Miscellaneous Productions presents
An International and Indigenous Fairy Tale and Folklore Project
An authentic reading of the original fairy tales compiled in 1812 by the celebrated Brothers Grimm is grim indeed.
Though they later sanitized their own stories, and subsequent retellings were further prettified for nursery storytelling and Disneyfied for child-friendly movies, the original Germanic and other European folkloric tales they compiled as Grimms’ Fairy Tales, including “Snow White”, “Sleeping Beauty”, and “Little Red Riding Hood”, were essentially horror stories, rife with violence, bloodshed, and brutality. For example, the original “Frog Prince” was a story of the rape, defiance, and revenge of the princess.
MISCELLANEOUS Productions’ next community-engaged and youth-centred theatre work, Plague, will explore issues that have arisen during the COVID-19 pandemic, viewing the plague through fairy tales, myths, and animal wonder tales from Indigenous and international cultures.
In preparation, director Elaine Carol and other staff have been working with Jack Zipes, a leading expert in folklore and fairy tales. Throughout the creation process participating youth, in collaboration with professional artists, will subvert/decolonize the original Grimm story of plague, “The Pied Piper”, from an intersectional, anti-racist, anti-oppression, queer feminist perspective. Indigenous and international folklore and fairy tales will be featured in this exploration of dis/ease, child abuse and, the powerful, tragic consequences of broken promises in a time of plague, anxiety and uncertainty.
Zipes, a professor emeritus of German, cultural studies, critical theory, and comparative literature, is the translator of two major editions of the tales of the Brothers Grimm. His work focusses on the evolution of fairy tales and their social and political role in the civilizing process. With arguments based on the critical theory of the Frankfurt School, and more recently theories of cultural evolution, he maintains that fairy tales “serve a meaningful social function, not just for compensation but for revelation: the worlds projected by the best of our fairy tales reveal the gaps between truth and falsehood in our immediate society”.

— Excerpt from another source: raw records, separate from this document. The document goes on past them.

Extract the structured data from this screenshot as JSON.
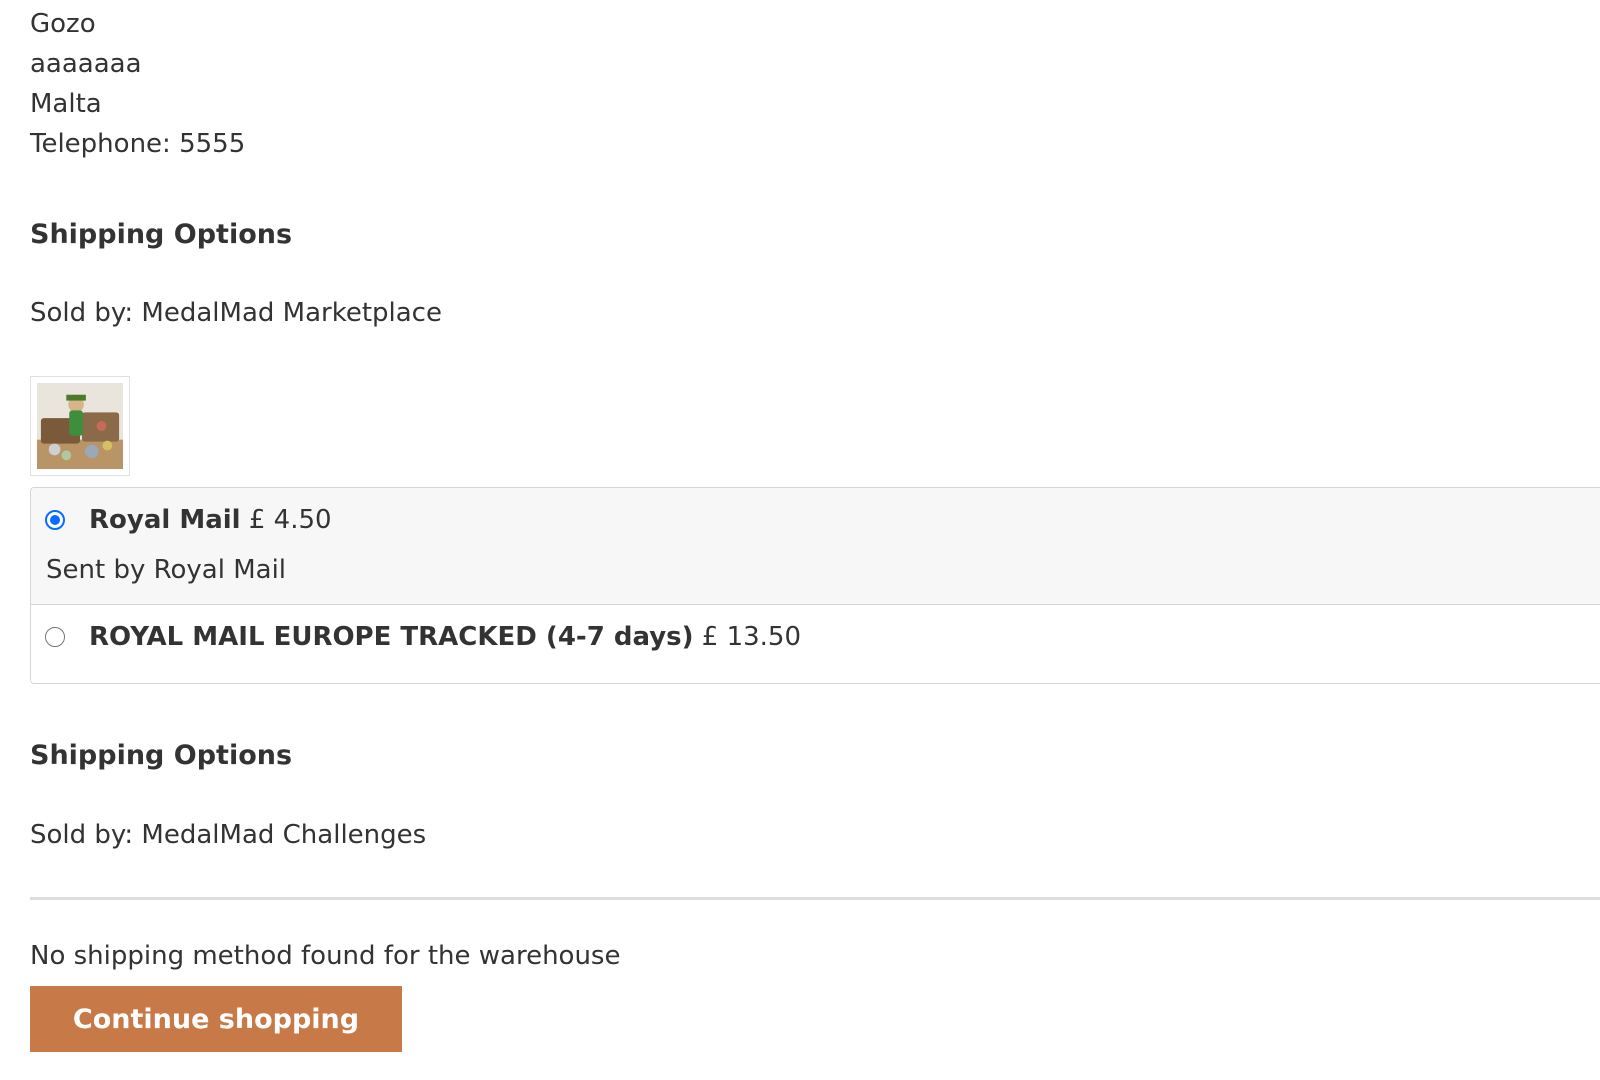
{
  "address": {
    "line1": "Gozo",
    "line2": "aaaaaaa",
    "line3": "Malta",
    "telephone": "Telephone: 5555"
  },
  "seller_1": {
    "section_title": "Shipping Options",
    "sold_by": "Sold by: MedalMad Marketplace",
    "options": [
      {
        "name": "Royal Mail",
        "price": "£ 4.50",
        "description": "Sent by Royal Mail",
        "selected": true
      },
      {
        "name": "ROYAL MAIL EUROPE TRACKED (4-7 days)",
        "price": "£ 13.50",
        "selected": false
      }
    ]
  },
  "seller_2": {
    "section_title": "Shipping Options",
    "sold_by": "Sold by: MedalMad Challenges",
    "message": "No shipping method found for the warehouse"
  },
  "actions": {
    "continue_label": "Continue shopping"
  },
  "colors": {
    "button_bg": "#c77a47",
    "radio_accent": "#0a6cff",
    "option_selected_bg": "#f7f7f7"
  }
}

The creation of Plague included a series of “Distance Hats” costume and visual art creation workshops held via Zoom with youth from throughout BC, and a virtual performance-lecture by Zipes filmed in Minneapolis by MISCELLANEOUS Productions’ professionals. Central to the process has been the idea of working with youth to explore the fairy tales, folktales, and myths from their own Indigenous and international cultures, learning to meaningfully integrate those tales with stories from their own lives.

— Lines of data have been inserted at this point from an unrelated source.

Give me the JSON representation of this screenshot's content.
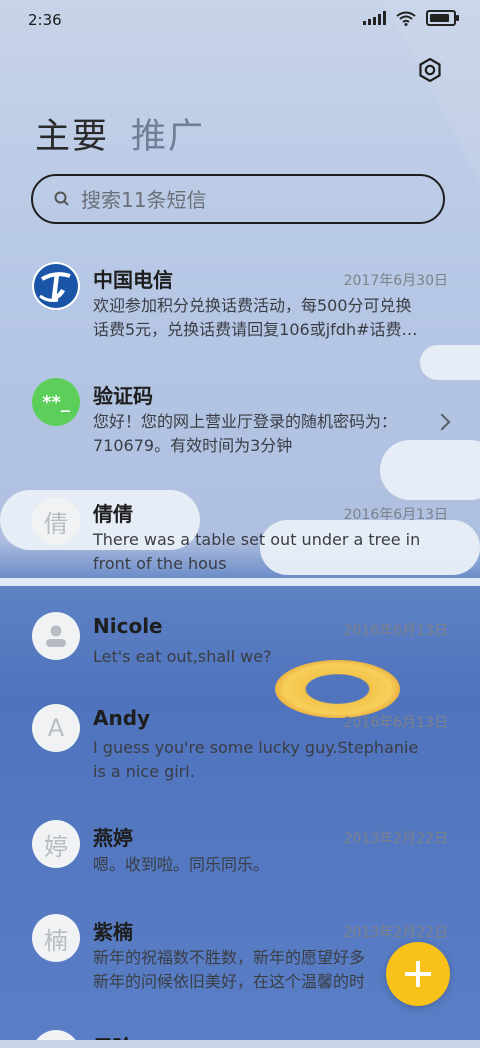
{
  "status_bar": {
    "time": "2:36"
  },
  "header": {
    "tabs": [
      {
        "label": "主要",
        "active": true
      },
      {
        "label": "推广",
        "active": false
      }
    ]
  },
  "search": {
    "placeholder": "搜索11条短信"
  },
  "conversations": [
    {
      "name": "中国电信",
      "date": "2017年6月30日",
      "preview_lines": [
        "欢迎参加积分兑换话费活动，每500分可兑换",
        "话费5元，兑换话费请回复106或jfdh#话费…"
      ],
      "avatar": "china-telecom-logo"
    },
    {
      "name": "验证码",
      "date": "",
      "preview_lines": [
        "您好！您的网上营业厅登录的随机密码为：",
        "710679。有效时间为3分钟"
      ],
      "avatar_text": "**_"
    },
    {
      "name": "倩倩",
      "date": "2016年6月13日",
      "preview_lines": [
        "There was a table set out under a tree in",
        "front of the hous"
      ],
      "avatar_text": "倩"
    },
    {
      "name": "Nicole",
      "date": "2016年6月13日",
      "preview_lines": [
        "Let's eat out,shall we?"
      ],
      "avatar": "person-icon"
    },
    {
      "name": "Andy",
      "date": "2016年6月13日",
      "preview_lines": [
        "I guess you're some lucky guy.Stephanie",
        "is a nice girl."
      ],
      "avatar_text": "A"
    },
    {
      "name": "燕婷",
      "date": "2013年2月22日",
      "preview_lines": [
        "嗯。收到啦。同乐同乐。"
      ],
      "avatar_text": "婷"
    },
    {
      "name": "紫楠",
      "date": "2013年2月22日",
      "preview_lines": [
        "新年的祝福数不胜数，新年的愿望好多",
        "新年的问候依旧美好，在这个温馨的时"
      ],
      "avatar_text": "楠"
    },
    {
      "name": "子玲",
      "date": "",
      "preview_lines": [],
      "avatar_text": ""
    }
  ],
  "colors": {
    "fab": "#f8c21b",
    "verify_avatar": "#5ccf5a",
    "telecom_blue": "#1b55a8"
  },
  "icons": {
    "settings": "settings-gear-icon",
    "search": "search-icon",
    "fab": "plus-icon"
  }
}
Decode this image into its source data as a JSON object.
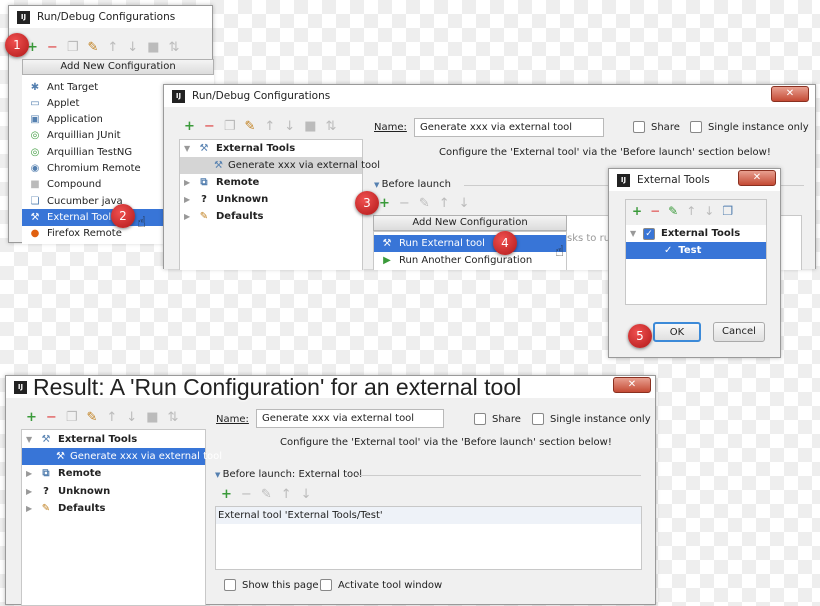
{
  "dialog_title": "Run/Debug Configurations",
  "popup_header": "Add New Configuration",
  "badges": [
    "1",
    "2",
    "3",
    "4",
    "5"
  ],
  "step1": {
    "config_types": [
      "Ant Target",
      "Applet",
      "Application",
      "Arquillian JUnit",
      "Arquillian TestNG",
      "Chromium Remote",
      "Compound",
      "Cucumber java",
      "External Tools",
      "Firefox Remote"
    ],
    "selected": "External Tools"
  },
  "tree": {
    "external_tools": "External Tools",
    "generate": "Generate xxx via external tool",
    "remote": "Remote",
    "unknown": "Unknown",
    "defaults": "Defaults"
  },
  "form": {
    "name_label": "Name:",
    "name_value": "Generate xxx via external tool",
    "share": "Share",
    "single_instance": "Single instance only",
    "hint": "Configure the 'External tool' via the 'Before launch' section below!",
    "before_launch": "Before launch",
    "before_launch_result": "Before launch: External tool"
  },
  "step3": {
    "items": [
      "Run External tool",
      "Run Another Configuration"
    ],
    "behind_text": "sks to run"
  },
  "ext_dialog": {
    "title": "External Tools",
    "group": "External Tools",
    "tool": "Test",
    "ok": "OK",
    "cancel": "Cancel"
  },
  "result": {
    "caption": "Result: A 'Run Configuration' for an external tool",
    "task": "External tool 'External Tools/Test'",
    "show_page": "Show this page",
    "activate": "Activate tool window"
  },
  "colors": {
    "selection": "#3875d7",
    "badge": "#d02828",
    "add": "#3a9a3a",
    "remove": "#d33333"
  }
}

In addition to his deep knowledge of fairy tales and folklore, Zipes brings to the project his own experiences as a co-creator of Neighbourhood Bridges, an internationally-recognized, community-engaged theatre program that uses storytelling and theatre to help children develop their critical and storytelling skills.
MISCELLANEOUS Productions is working in a long-term, community-engaged collaboration with culturally and socially representative youth to create this new, professionally-produced hip hop music theatre work to be presented at The Dance Centre in 2024.
As with other MISCELLANEOUS Productions works, a documentary film will be created that will incorporate elements of the final stage production, workshops, and the virtual performance-lecture by Zipes.
RESURRECTING DEAD FAIRY TALES
A Jack Zipes Lecture
A Celebratory Workshop for Youth in a Time of Isolation and Quarantine
THE SUSAN POND MUSIC 101 PROGRAM FOR YOUTH
A Series of "Music Industry 101" Workshops
with Ann Marie Fleming
20.5 - MISCELLANEOUS Productions’ 20th Anniversary
Facebook Watch Party